Dafne McPherson, a Mexican mother of one, was working in a department store in San Juan del Rio when she began suffering severe stomach pain. Unaware that she was even pregnant, she went to the bathroom and went through labor before passing out from blood loss on the floor. When she awoke in the hospital, prosecutors accused her of having murdered her baby by suffocating it in the toilet. McPherson was found guilty and sentenced to 16 years in jail.
On Thursday, after three years in prison, McPherson was finally allowed to walk free after an appeals court found that the prosecution had used faulty scientific evidence to help convict her.
In Mexico, abortion remains illegal in much of the country — particularly in areas with conservative Catholic cultures. And McPherson’s case is representative of a number of women who have found themselves targeted for prosecution under abortion law following stillbirths, miscarriages, or other complications.

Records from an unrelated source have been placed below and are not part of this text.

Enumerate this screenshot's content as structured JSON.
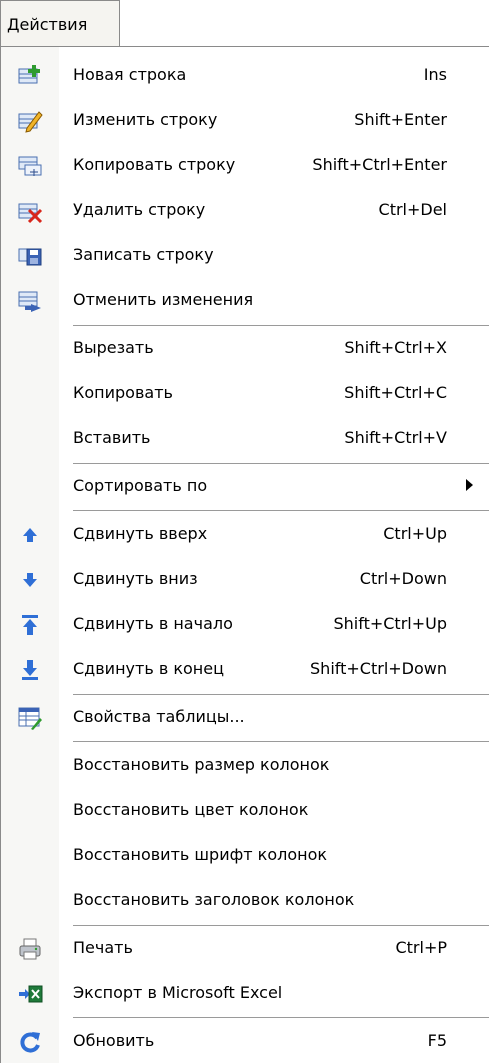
{
  "menu_title": "Действия",
  "items": [
    {
      "label": "Новая строка",
      "shortcut": "Ins",
      "icon": "new-row-icon"
    },
    {
      "label": "Изменить строку",
      "shortcut": "Shift+Enter",
      "icon": "edit-row-icon"
    },
    {
      "label": "Копировать строку",
      "shortcut": "Shift+Ctrl+Enter",
      "icon": "copy-row-icon"
    },
    {
      "label": "Удалить строку",
      "shortcut": "Ctrl+Del",
      "icon": "delete-row-icon"
    },
    {
      "label": "Записать строку",
      "shortcut": "",
      "icon": "save-row-icon"
    },
    {
      "label": "Отменить изменения",
      "shortcut": "",
      "icon": "undo-changes-icon"
    },
    {
      "label": "Вырезать",
      "shortcut": "Shift+Ctrl+X"
    },
    {
      "label": "Копировать",
      "shortcut": "Shift+Ctrl+C"
    },
    {
      "label": "Вставить",
      "shortcut": "Shift+Ctrl+V"
    },
    {
      "label": "Сортировать по",
      "shortcut": ""
    },
    {
      "label": "Сдвинуть вверх",
      "shortcut": "Ctrl+Up",
      "icon": "move-up-icon"
    },
    {
      "label": "Сдвинуть вниз",
      "shortcut": "Ctrl+Down",
      "icon": "move-down-icon"
    },
    {
      "label": "Сдвинуть в начало",
      "shortcut": "Shift+Ctrl+Up",
      "icon": "move-top-icon"
    },
    {
      "label": "Сдвинуть в конец",
      "shortcut": "Shift+Ctrl+Down",
      "icon": "move-bottom-icon"
    },
    {
      "label": "Свойства таблицы...",
      "shortcut": "",
      "icon": "table-properties-icon"
    },
    {
      "label": "Восстановить размер колонок",
      "shortcut": ""
    },
    {
      "label": "Восстановить цвет колонок",
      "shortcut": ""
    },
    {
      "label": "Восстановить шрифт колонок",
      "shortcut": ""
    },
    {
      "label": "Восстановить заголовок колонок",
      "shortcut": ""
    },
    {
      "label": "Печать",
      "shortcut": "Ctrl+P",
      "icon": "printer-icon"
    },
    {
      "label": "Экспорт в Microsoft Excel",
      "shortcut": "",
      "icon": "excel-export-icon"
    },
    {
      "label": "Обновить",
      "shortcut": "F5",
      "icon": "refresh-icon"
    }
  ]
}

For McPherson, 29, the pain of miscarrying a pregnancy she had not been aware of was hard enough to deal with. But after she faced prosecution, her family was forced to sell the family home to cover her legal costs. During the trial, the prosecution described her to jurors as less human than “even a dog.”
“They didn’t investigate — they didn’t do a thing,” said McPherson of the prosecutors who put her in chains. “That’s why there are people inside who shouldn’t be in prison.”
For now, she said, she is trying to not dwell on what’s past.
“I’m very happy. I’m going to be able to see my baby,” said McPherson, referring to her young daughter Lia. It will be the first time she sees her daughter in three years.
Watch an interview (in Spanish) with Dafne McPherson below on El Financiero Bloomberg:
Read the full story at The Guardian.